It does, however, come with a small ysalamiri, a furry salamader-like creature which looks and is mostly harmless but has an interesting ability to resist the Force.  Thrawn usually has one or more around him whenever he expects to encounter a Force user (such as Luke or the insane Jedi Master Joruus C'baoth) and thus counteract his or her Jedi skills. 

In the package, one ysalamiri clings to the Grand Admiral's neck and left shouider, but there's a photo on the reverse side of the "card" which shows the creature grabbing Thrawn's left boot, so presumably this accessory can be removed and posed differently than its "in package" placement.

Talon Karrde
, the smuggler chief who has taken over much of the late Jabba the Hutt's organization, is also very interesting character-wise.  Though part of the galaxy's "fringe elements" and considered an outlaw by many, including some in the fledgling New Republic, Karrde is not as venal or amoral as the slug-like gangster killed by Princess Leia five years ago.  In fact, he's a wealthier, more urbane version of Han Solo - a man who prides himself in being an independent operator with ties to no government or cause.  He's also - like Thrawn - intellectually curious and always seeking information...a firm believer in the notion that knowledge is power.

Karrde, to my knowledge, has never had a figure made in his likeness, and his appearance is that of a long-haired space freighter captain with a neatly-trimmed goatee.  His outfit is all earth tones - a tan jacket trimmed with dark brown "fur," a dark brown tunic, brown trousers, a tan gun belt with a functional holster, and knee-high spacer's boots. 

Both figures feature the usual articulation points (head/neck, shoulders/elbows, and legs; however, the design of Thrawn's Imperial uniform tunic precludes any obvious hip joints, while Karrde's less-restrictive and more informal outfit does allow for multiple joints in the figure's legs. 

Unlike Thrawn, Karrde does get himself involved in several sticky situations where brainpower needs to be augmented by firepower, so his figure wields a small silvery blaster pistol.  In the package he is shown holding it in his right hand, but it can be placed in the gun belt's holster if one wants to take the figure out of its package and posed differently.

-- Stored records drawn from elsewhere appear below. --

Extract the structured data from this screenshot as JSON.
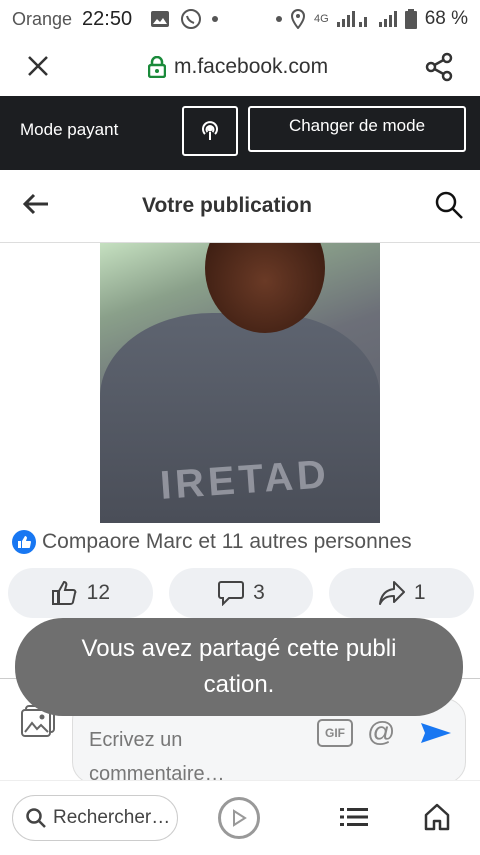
{
  "status_bar": {
    "carrier": "Orange",
    "time": "22:50",
    "network": "4G",
    "battery": "68 %"
  },
  "browser": {
    "url": "m.facebook.com"
  },
  "mode_bar": {
    "label": "Mode payant",
    "switch_label": "Changer de mode"
  },
  "header": {
    "title": "Votre publication"
  },
  "post": {
    "photo_print_text": "IRETAD",
    "reactions_text": "Compaore Marc et 11 autres personnes",
    "likes": "12",
    "comments": "3",
    "shares": "1"
  },
  "comment": {
    "placeholder": "Ecrivez un commentaire…",
    "gif_label": "GIF"
  },
  "toast": {
    "message": "Vous avez partagé cette publi cation."
  },
  "bottom_nav": {
    "search_label": "Rechercher…"
  },
  "colors": {
    "accent": "#1877f2",
    "dark_bar": "#1c1e21",
    "toast_bg": "#6f6f6f"
  }
}
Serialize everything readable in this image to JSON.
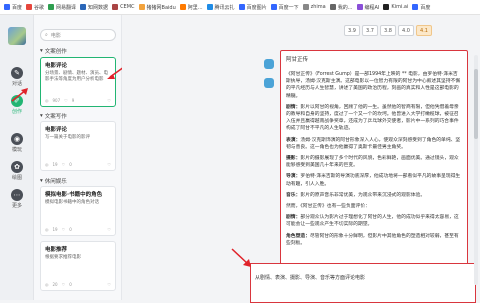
{
  "bookmarks": [
    {
      "label": "百度",
      "color": "#3366ff"
    },
    {
      "label": "谷歌",
      "color": "#e6463c"
    },
    {
      "label": "网易翻译",
      "color": "#2e9e4f"
    },
    {
      "label": "知网数据",
      "color": "#2a66b8"
    },
    {
      "label": "CEMC",
      "color": "#aa4444"
    },
    {
      "label": "猪猪网Baidu",
      "color": "#f2a23c"
    },
    {
      "label": "阿里...",
      "color": "#ff7a00"
    },
    {
      "label": "腾讯云扎",
      "color": "#1f8ce6"
    },
    {
      "label": "百度图片",
      "color": "#3366ff"
    },
    {
      "label": "百度一下",
      "color": "#3366ff"
    },
    {
      "label": "zhima",
      "color": "#888888"
    },
    {
      "label": "我的...",
      "color": "#666666"
    },
    {
      "label": "编程AI",
      "color": "#8a4fd8"
    },
    {
      "label": "Kimi.ai",
      "color": "#222222"
    },
    {
      "label": "百度",
      "color": "#3366ff"
    }
  ],
  "nav": [
    {
      "label": "对话",
      "icon": "chat-icon"
    },
    {
      "label": "创作",
      "icon": "edit-icon",
      "active": true
    },
    {
      "label": "模玩",
      "icon": "model-icon"
    },
    {
      "label": "绘图",
      "icon": "paint-icon"
    },
    {
      "label": "更多",
      "icon": "more-icon"
    }
  ],
  "search": {
    "value": "电影"
  },
  "sections": {
    "s1": "文案创作",
    "s2": "文案写作",
    "s3": "休闲娱乐"
  },
  "cards": [
    {
      "title": "电影评论",
      "desc": "分场景、剧情、题材、演员、电影手法等角度为用户分析电影",
      "views": "907",
      "likes": "9"
    },
    {
      "title": "电影评论",
      "desc": "写一篇关于电影的影评",
      "views": "19",
      "likes": "0"
    },
    {
      "title": "模拟电影·书籍中的角色",
      "desc": "模拟电影书籍中的角色对话",
      "views": "19",
      "likes": "0"
    },
    {
      "title": "电影推荐",
      "desc": "根据要求推荐电影",
      "views": "20",
      "likes": "0"
    }
  ],
  "tabs": [
    "3.9",
    "3.7",
    "3.8",
    "4.0",
    "4.1"
  ],
  "answer": {
    "question": "阿甘正传",
    "paras": [
      {
        "b": "",
        "t": "《阿甘正传》（Forrest Gump）是一部1994年上映的 ** 电影，由罗伯特·泽米吉斯执导，汤姆·汉克斯主演。这部电影以一位智力有限的阿甘为中心叙述其坚持不懈的平凡经历与人生智慧，讲述了美国的政治历程，刻画的真实和人性是这部电影的精髓。"
      },
      {
        "b": "剧情：",
        "t": "影片以阿甘的视角，回顾了他的一生。虽然他的智商有限，但他凭借着母亲的教导和自身的坚持，度过了一个又一个的坎坷。他曾进入大学打橄榄球，被征召入伍并且赢得越南战争奖章，还成为了乒乓球外交使者，影片中一系列的巧合事件构成了阿甘不平凡的人生轨迹。"
      },
      {
        "b": "表演：",
        "t": "汤姆·汉克斯饰演的阿甘形象深入人心，使观众深刻感受到了角色的单纯、坚韧与善良。这一角色也为他赢得了奥斯卡最佳男主角奖。"
      },
      {
        "b": "摄影：",
        "t": "影片的摄影展现了多个时代的风貌，色彩鲜艳，画面优美。通过镜头，观众能够感受到美国几十年来的巨变。"
      },
      {
        "b": "导演：",
        "t": "罗伯特·泽米吉斯的导演功底深厚，他成功地将一部看似平凡的故事呈现得生动有趣，引人入胜。"
      },
      {
        "b": "音乐：",
        "t": "影片的原声音乐非常优美，为观众带来沉浸式的观影体验。"
      },
      {
        "b": "",
        "t": "然而，《阿甘正传》也有一些负面评价："
      },
      {
        "b": "剧情：",
        "t": "部分观众认为影片过于理想化了阿甘的人生，他的成功似乎来得太容易，这可能会让一些观众产生不切实际的期望。"
      },
      {
        "b": "角色塑造：",
        "t": "尽管阿甘的形象十分鲜明，但影片中其他角色的塑造相对较弱，甚至有些刻板。"
      }
    ]
  },
  "input": {
    "value": "从剧情、表演、摄影、导演、音乐等方面评论电影"
  }
}
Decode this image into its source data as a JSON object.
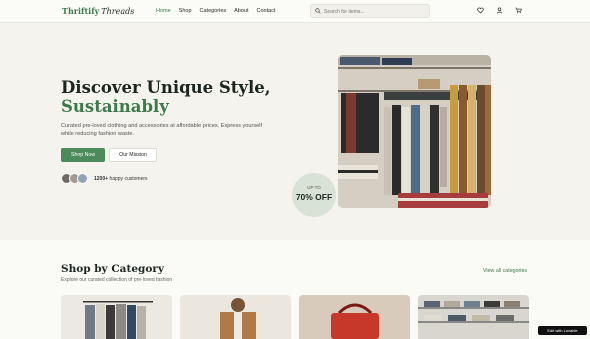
{
  "header": {
    "brand": "Thriftify",
    "brand_sub": "Threads",
    "nav": [
      "Home",
      "Shop",
      "Categories",
      "About",
      "Contact"
    ],
    "active_nav": "Home",
    "search_placeholder": "Search for items...",
    "icons": [
      "heart-icon",
      "user-icon",
      "cart-icon"
    ]
  },
  "hero": {
    "title_line1": "Discover Unique Style,",
    "title_line2": "Sustainably",
    "description": "Curated pre-loved clothing and accessories at affordable prices. Express yourself while reducing fashion waste.",
    "primary_button": "Shop Now",
    "secondary_button": "Our Mission",
    "customers_count": "1200+",
    "customers_label": "happy customers",
    "badge_top": "UP TO",
    "badge_main": "70% OFF"
  },
  "categories": {
    "title": "Shop by Category",
    "subtitle": "Explore our curated collection of pre-loved fashion",
    "view_all": "View all categories"
  },
  "lovable_badge": "Edit with Lovable",
  "colors": {
    "accent": "#3c7a4b",
    "button": "#4b8a5a",
    "background": "#f4f3ee"
  }
}
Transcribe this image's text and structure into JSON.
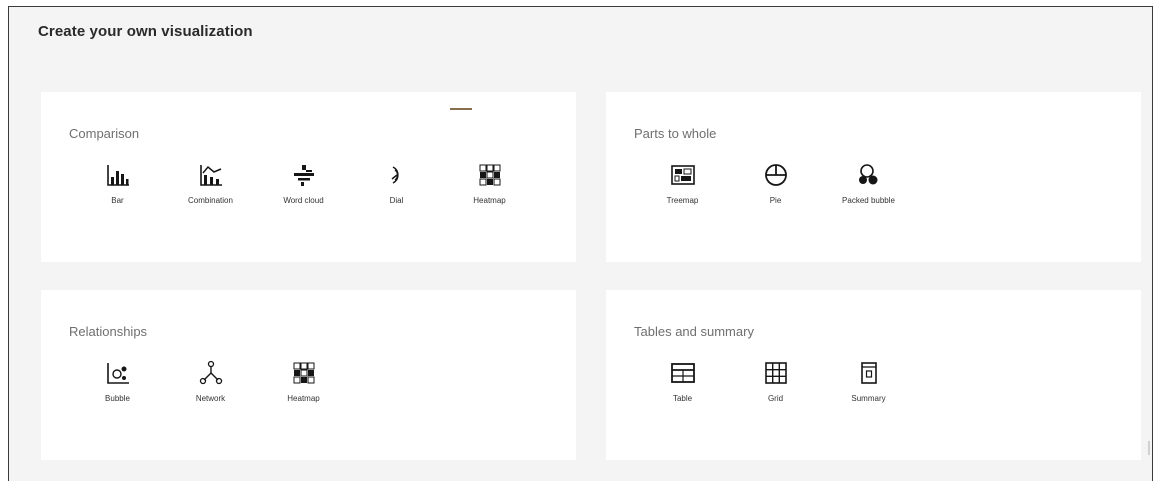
{
  "page": {
    "title": "Create your own visualization"
  },
  "sections": {
    "comparison": {
      "title": "Comparison",
      "items": [
        {
          "label": "Bar",
          "icon": "bar-chart-icon"
        },
        {
          "label": "Combination",
          "icon": "combination-chart-icon"
        },
        {
          "label": "Word cloud",
          "icon": "word-cloud-icon"
        },
        {
          "label": "Dial",
          "icon": "dial-icon"
        },
        {
          "label": "Heatmap",
          "icon": "heatmap-icon"
        }
      ]
    },
    "parts_to_whole": {
      "title": "Parts to whole",
      "items": [
        {
          "label": "Treemap",
          "icon": "treemap-icon"
        },
        {
          "label": "Pie",
          "icon": "pie-chart-icon"
        },
        {
          "label": "Packed bubble",
          "icon": "packed-bubble-icon"
        }
      ]
    },
    "relationships": {
      "title": "Relationships",
      "items": [
        {
          "label": "Bubble",
          "icon": "bubble-chart-icon"
        },
        {
          "label": "Network",
          "icon": "network-icon"
        },
        {
          "label": "Heatmap",
          "icon": "heatmap-icon"
        }
      ]
    },
    "tables_and_summary": {
      "title": "Tables and summary",
      "items": [
        {
          "label": "Table",
          "icon": "table-icon"
        },
        {
          "label": "Grid",
          "icon": "grid-icon"
        },
        {
          "label": "Summary",
          "icon": "summary-icon"
        }
      ]
    }
  },
  "colors": {
    "background": "#f4f4f4",
    "card": "#ffffff",
    "icon": "#161616",
    "section_title": "#6f6f6f"
  }
}
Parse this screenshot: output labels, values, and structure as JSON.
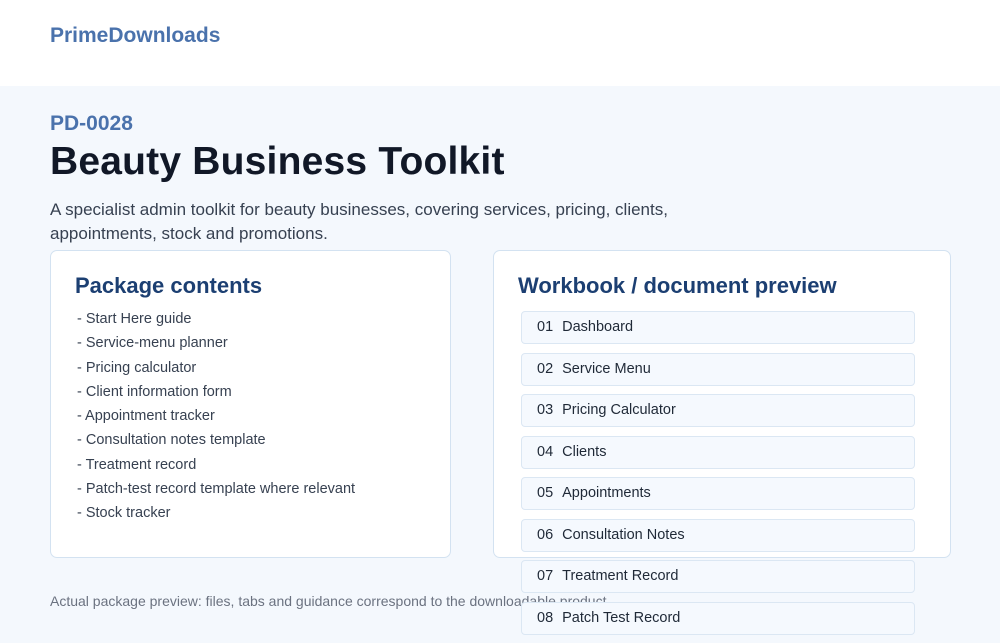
{
  "header": {
    "brand": "PrimeDownloads"
  },
  "product": {
    "code": "PD-0028",
    "title": "Beauty Business Toolkit",
    "description": "A specialist admin toolkit for beauty businesses, covering services, pricing, clients, appointments, stock and promotions."
  },
  "package_contents": {
    "heading": "Package contents",
    "items": [
      "- Start Here guide",
      "- Service-menu planner",
      "- Pricing calculator",
      "- Client information form",
      "- Appointment tracker",
      "- Consultation notes template",
      "- Treatment record",
      "- Patch-test record template where relevant",
      "- Stock tracker"
    ]
  },
  "preview": {
    "heading": "Workbook / document preview",
    "tabs": [
      {
        "num": "01",
        "label": "Dashboard"
      },
      {
        "num": "02",
        "label": "Service Menu"
      },
      {
        "num": "03",
        "label": "Pricing Calculator"
      },
      {
        "num": "04",
        "label": "Clients"
      },
      {
        "num": "05",
        "label": "Appointments"
      },
      {
        "num": "06",
        "label": "Consultation Notes"
      },
      {
        "num": "07",
        "label": "Treatment Record"
      },
      {
        "num": "08",
        "label": "Patch Test Record"
      }
    ]
  },
  "footnote": "Actual package preview: files, tabs and guidance correspond to the downloadable product.",
  "colors": {
    "brand": "#4a72ac",
    "heading": "#1c3f72",
    "page_background": "#f4f8fd",
    "card_border": "#d3e2f1"
  }
}
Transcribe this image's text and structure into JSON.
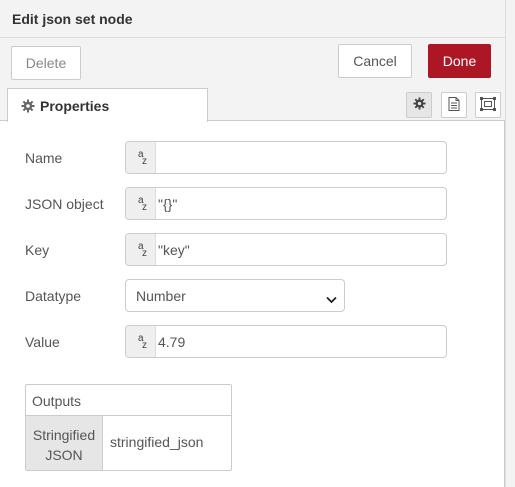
{
  "dialog": {
    "title": "Edit json set node"
  },
  "toolbar": {
    "delete_label": "Delete",
    "cancel_label": "Cancel",
    "done_label": "Done"
  },
  "tabs": {
    "properties_label": "Properties"
  },
  "tab_icons": [
    "gear-icon",
    "description-icon",
    "appearance-icon"
  ],
  "form": {
    "name": {
      "label": "Name",
      "type_icon": "a z",
      "value": ""
    },
    "json_object": {
      "label": "JSON object",
      "type_icon": "a z",
      "value": "\"{}\""
    },
    "key": {
      "label": "Key",
      "type_icon": "a z",
      "value": "\"key\""
    },
    "datatype": {
      "label": "Datatype",
      "selected": "Number"
    },
    "value": {
      "label": "Value",
      "type_icon": "a z",
      "value": "4.79"
    }
  },
  "outputs": {
    "header": "Outputs",
    "key_line1": "Stringified",
    "key_line2": "JSON",
    "value": "stringified_json"
  },
  "colors": {
    "done_button": "#ad1625",
    "panel_bg": "#f3f3f3"
  }
}
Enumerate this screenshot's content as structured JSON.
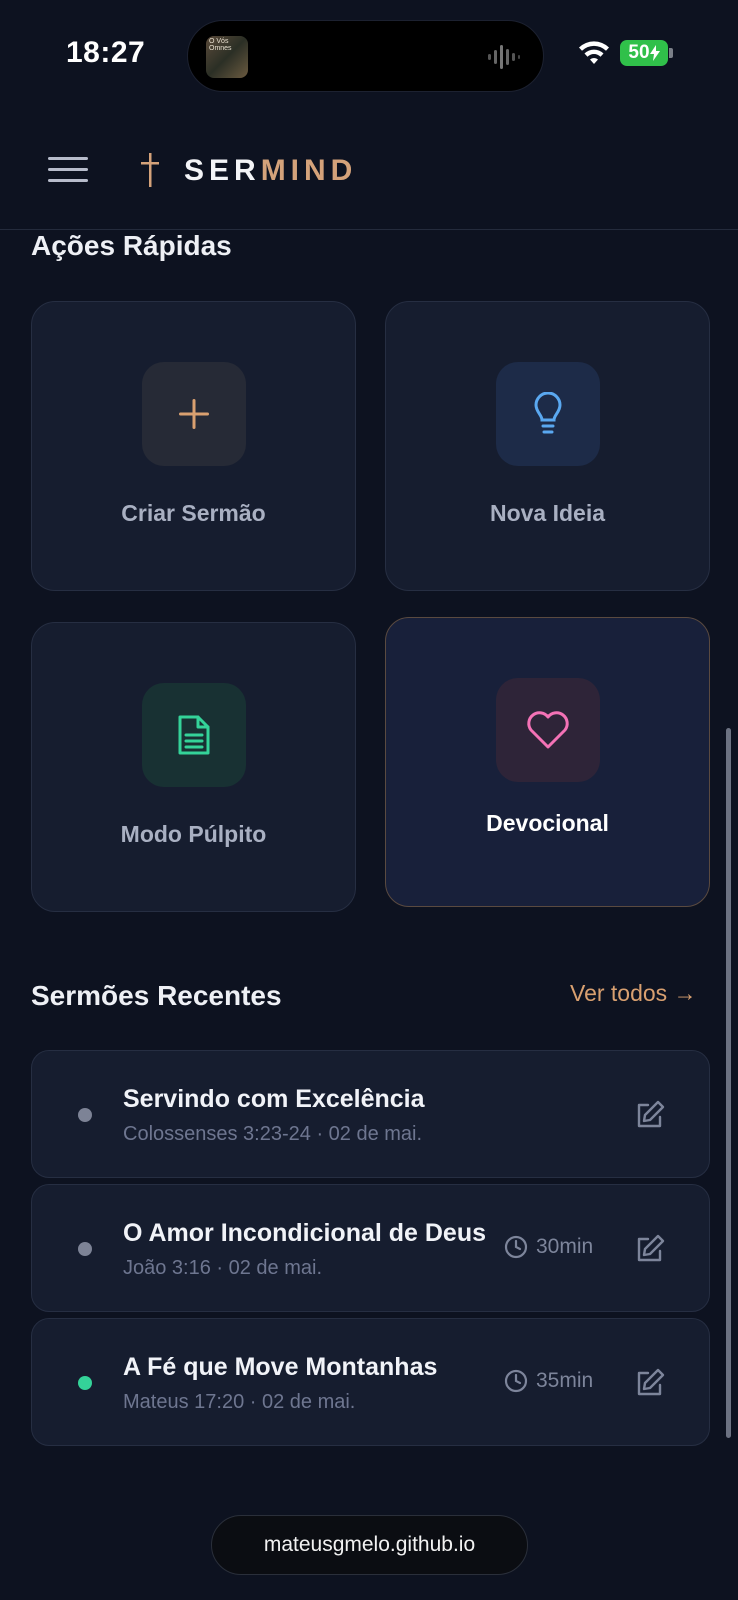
{
  "status_bar": {
    "time": "18:27",
    "now_playing_art_text": "O Vós Omnes",
    "battery": "50"
  },
  "header": {
    "brand_part1": "SER",
    "brand_part2": "MIND"
  },
  "quick_actions": {
    "title": "Ações Rápidas",
    "items": [
      {
        "label": "Criar Sermão",
        "icon": "plus-icon",
        "color": "#d9a070"
      },
      {
        "label": "Nova Ideia",
        "icon": "lightbulb-icon",
        "color": "#5aa8f0"
      },
      {
        "label": "Modo Púlpito",
        "icon": "document-icon",
        "color": "#34d399"
      },
      {
        "label": "Devocional",
        "icon": "heart-icon",
        "color": "#f472b6"
      }
    ]
  },
  "recent_sermons": {
    "title": "Sermões Recentes",
    "see_all": "Ver todos →",
    "items": [
      {
        "title": "Servindo com Excelência",
        "meta": "Colossenses 3:23-24 · 02 de mai.",
        "duration": "",
        "dot_color": "#7d8396"
      },
      {
        "title": "O Amor Incondicional de Deus",
        "meta": "João 3:16 · 02 de mai.",
        "duration": "30min",
        "dot_color": "#7d8396"
      },
      {
        "title": "A Fé que Move Montanhas",
        "meta": "Mateus 17:20 · 02 de mai.",
        "duration": "35min",
        "dot_color": "#34d399"
      }
    ]
  },
  "browser": {
    "url": "mateusgmelo.github.io"
  }
}
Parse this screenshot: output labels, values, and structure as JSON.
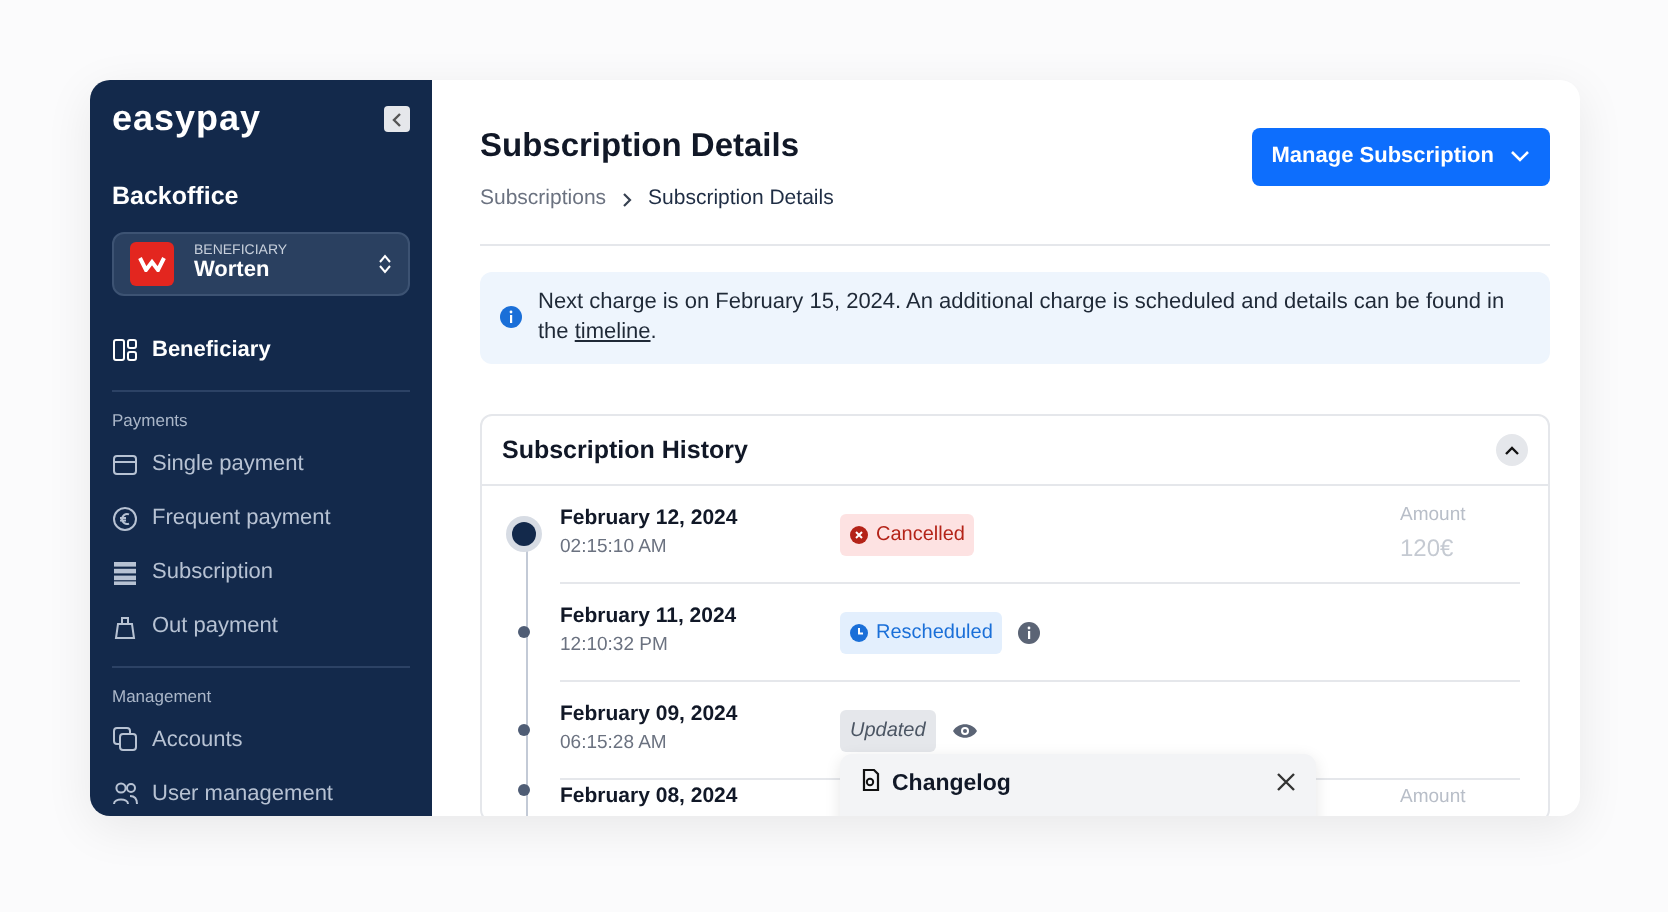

The 
Star Wars Comic Pack's final accessory is a reprint issue of Issue #1 of Dark Horse Comics' six-part adaptation of Zahn's novel.  Featuring a 29-year-old Luke Skywalker, a stylized portrait of Thrawn, and two Imperial Star Destroyers, the cover art carries on the striking visual tradition of the various posters created for the seven feature films.

My Take: 
Though - as I stated earlier - I tend to stick to figures based from the films and/or more recent TV series, the Thrawn Trilogy of Expanded Universe novels ranks high in my list of favorite Star Wars books, so when I was browsing at Wal-Mart for new figures and I saw this, I couldn't resist. 

The packaging alone is so attractive and displayable that any serious Star Wars collector would go ga-ga over this or any of the other Comic Packs.

 At first, I was disappointed that I couldn't get two Thrawn-Karrde Comic Packs; there was only one left at the Walmart where I bought mine and it cost (in 2009) $10.99 plus tax.  I like keeping my figures in the packaging, but since I had not read the Dark Horse Comics adaptations by Mike Barron, I was curious to see what the comic was like.   

Luckily, I managed to keep my curiosity in check and the package intact, because in January of 2010 I bought the omnibus hardcover edition of The Thrawn Trilogy, which contains not just Issue # 1 of Heir to the Empire but the complete comics adaptations of the series, including Dark Force Rising and The Last Command.

As with any Star Wars collectible, parents are cautioned that this Star Wars Comic Pack contains small parts that may be a choking hazard for very young children.  Hasbro suggests this product is suitable for kids four and up; I think it's better suited for older children (11 and up) and serious adult collectors.